Wednesday, June 24, 2020

Chamber of Commerce’s CCMC calls for postponement of phase two of CAM reporting

By John Filar Atwood

In light of the circumstances created by the COVID-19 pandemic, the U.S. Chamber of Commerce’s Center for Capital Markets Competitiveness (CCMC) has asked the PCAOB to postpone the effective date for implementing phase two of reporting critical audit matters (CAMs). The CCMC recommended a one-year delay, with the option of voluntary early implementation.

In a comment letter responding to the PCAOB’s request for feedback on stakeholders’ initial experiences with auditor reporting of CAMs, the CCMC noted that because of the pandemic other accounting and auditing standard-setters such as the Financial Accounting Standards Board, the Auditing Standards Board, and the American Institute of Certified Public Accountants have postponed the effective dates for implementing their new standards. The CCMC urged the PCAOB to do the same.

Under a phased implementation plan, the PCAOB’s auditor reporting standards related to CAMs took effect for fiscal years ending on or after June 30, 2019 for large accelerated filers. The second effective date, which affects the audits of all other companies to which the CAM requirements apply, is for audits of fiscal years ending on or after December 15, 2020.

The SEC has asked the PCAOB to complete a post-implementation review, including some analysis between effective dates for CAMs. The PCAOB intends to complete the interim analysis before the second phase of CAM implementation begins.

The CCMC said that it supports post-implementation reviews of accounting and auditing standards. It noted, however, that phased implementation provides an opportunity for the PCAOB to consider necessary adjustments to its standards.

Due to the spread of the coronavirus and the accompanying shutdown of the U.S. economy, this is not a time for business as usual for any stakeholder, the CCMC said. Instead, all stakeholders are busy meeting their professional and personal responsibilities, and will be forced to do so for the foreseeable future as the industry works to navigate a path forward.

Advantages to a delay. Under these circumstances, the CCMC suggested that the PCAOB postpone the effective date for phase two of CAM reporting. The group cited what it sees as several advantages to this approach.

First, in addition to giving some relief during difficult times, postponement would provide an opportunity for a high-quality implementation of the second phase of CAM reporting, hopefully when the distractions from the pandemic are diminished, the CCMC stated.

Second, given the PCAOB’s concern about conducting an interim review of auditor reporting of CAMs before the second phase of implementation of the requirements, postponing the phase two effective date would provide extra time for the PCAOB to consider evidence from an interim analysis and make any necessary adjustments related to auditor reporting of CAMs, according to the CCMC. The group added that postponement would provide adequate time for phase two auditor reporting to incorporate any adjustments, which otherwise would not occur under the PCAOB’s current approach.

Third, the CCMC believes that postponing the effective date for phase two, while allowing for voluntary early implementation, would also facilitate the PCAOB’s post-implementation review of CAM reporting standards by expanding the conditions for, and circumstances of, the PCAOB’s phased implementation.

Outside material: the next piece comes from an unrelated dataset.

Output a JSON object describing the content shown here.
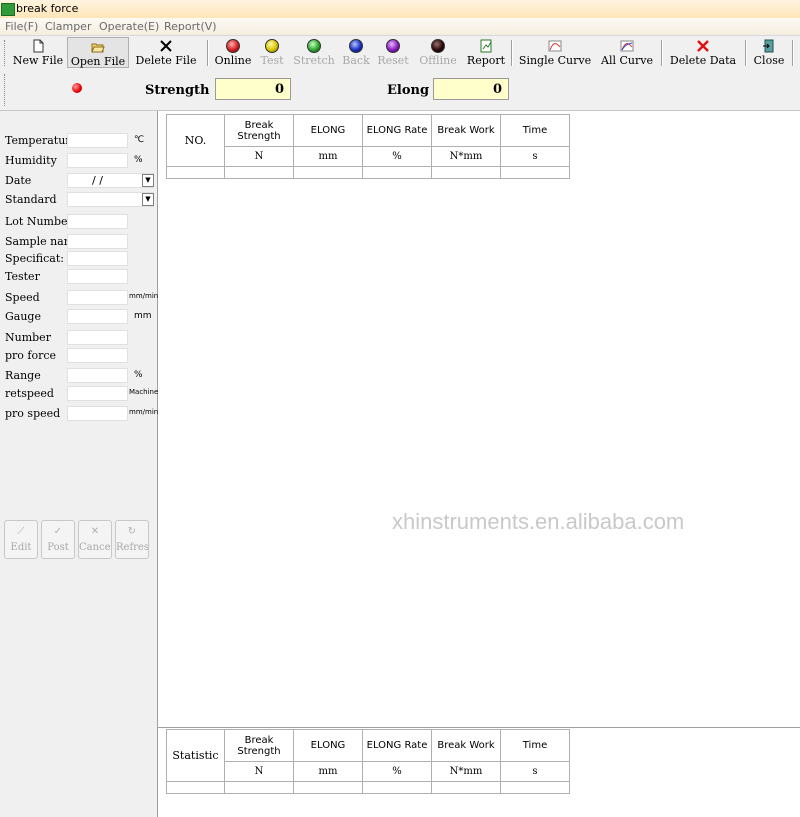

Comments from the U.K. The PCAOB also received comments from the U.K.’s Institute of Chartered Accountants in England and Wales (ICAEW). The ICAEW believes that the new CAM reporting requirements have made the audit report more relevant and informative to investors and other financial statement users. The group commended the PCAOB for its ongoing review of the new requirements.

The ICAEW said that while investors expect to see improvements in auditor reporting over time, they also expect changes in auditor reporting requirements where necessary. The U.K. accounting body said that the PCAOB should avoid excessive focus on failures in execution, particularly if it becomes clear that investors are looking for something different. In its view, standard-setters should seek to align their respective requirements to a greater extent than they have to date.

Investors, analysts, users, preparers and auditors of financial statements all have an interest in the differences between CAMs as reported in the U.S., and key audit matters (KAMs) reported in the U.K., Europe and elsewhere, according to the ICAEW. The group said that as the PCAOB develops its thinking in this area, it can afford to be clear about the differences, what it can learn from experience in other jurisdictions, and what it believes are the limitations of reporting under different regimes.

The ICAEW believes that the PCAOB is aware that investors are interested in these matters and that some auditors seek to minimize the differences in reporting where possible. It noted that the PCAOB has chosen to adopt a reporting model that diverges from the model adopted by the IAASB. The ICAEW stated that in the coming months and years, the PCAOB will be called on to defend that position, and to modify it, if investors believe it is warranted. The group encouraged the PCAOB to seek to understand the differences through its public outreach, as well as privately, to better serve investors.